‘Where are you from?’ we whisper.
‘What is your story?’
‘Do you think I will ever get back home?’ says the smallest of us, the one we call Twig.
‘Yes,’ we say, to comfort her, ‘yes, of course you will.’
I am of asida in date syrup, and warm winds that heckle the white-hot sun. I am of Kikla dump and Grandma’s safe embrace. I am not of rain and wind and loneliness; I do not know how I ended up like this. Will I ever be able to leave?
In the container, all night, I listen to the human sounds of the others: nine noses snore, nine windy stomachs grumble, and nine sets of hands muffle sobs. Sometimes someone calls out – for their mother most often. I do not shout for long-dead Grandma but my mind sings a refrain: How can I get free? When will I be free?
I am the youngest here but Twig is tinier and, still, she must plunge her hands into the earth and pluck turnips bigger than her head. She teeters a loaded wheelbarrow along the rows, wary of the mistress’s anger if the barrow tips. I never let Twig stray out of my sight while we work the black fields. At night, she bucks and mewls in her sleep, like a deranged pup. I curl my body around her to shield her from these prowling nightmares. And I sing to her about the warm dusty ghibli, in my own tuneless lilt, until she calms. Then I lie still and conjure Grandma, dishes of asida in date syrup, warm winds that heckle the white-hot sun, and freedom.
UNDHR Article 4: No one shall be held in slavery or servitude; slavery and the slave trade shall be prohibited in all their forms.
This is one of a series of short stories of equality and human rights commissioned to mark International Human Rights Day 2015. Follow us on Facebook or Twitter for updates and news.

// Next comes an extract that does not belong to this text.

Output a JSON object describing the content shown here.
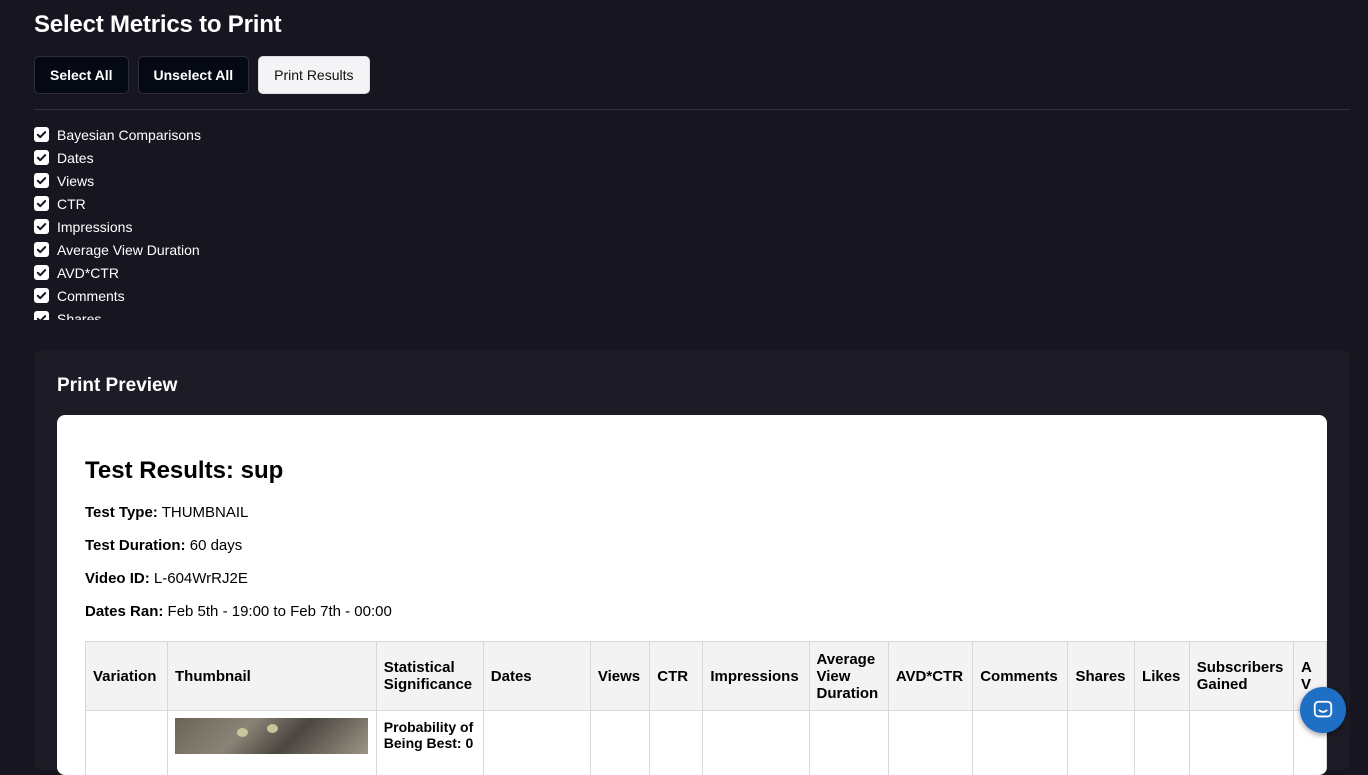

Nuala O’Connor was born in Dublin, and lives in East Galway. Already well-known under the name Nuala Ní Chonchúir, she has published four short story collections. The most recent, ‘Mother America’, appeared from New Island in 2012. Her third poetry collection, ‘The Juno Charm’, was published by Salmon Poetry in 2011 and Nuala’s critically-acclaimed second novel ‘The Closet of Savage Mementos’ appeared in April 2014, also from New Island; it was shortlisted for the Kerry Irish Novel of the Year Award 2015. In summer 2015, Penguin USA, Penguin Canada and Sandstone (UK) published Nuala’s third novel, ‘Miss Emily’, about the poet Emily Dickinson and her Irish maid. ‘Miss Emily’ was shortlisted for the Bord Gáis Energy Eason Book Club Novel of the Year 2015. Further information: www.nualanoconnor.com.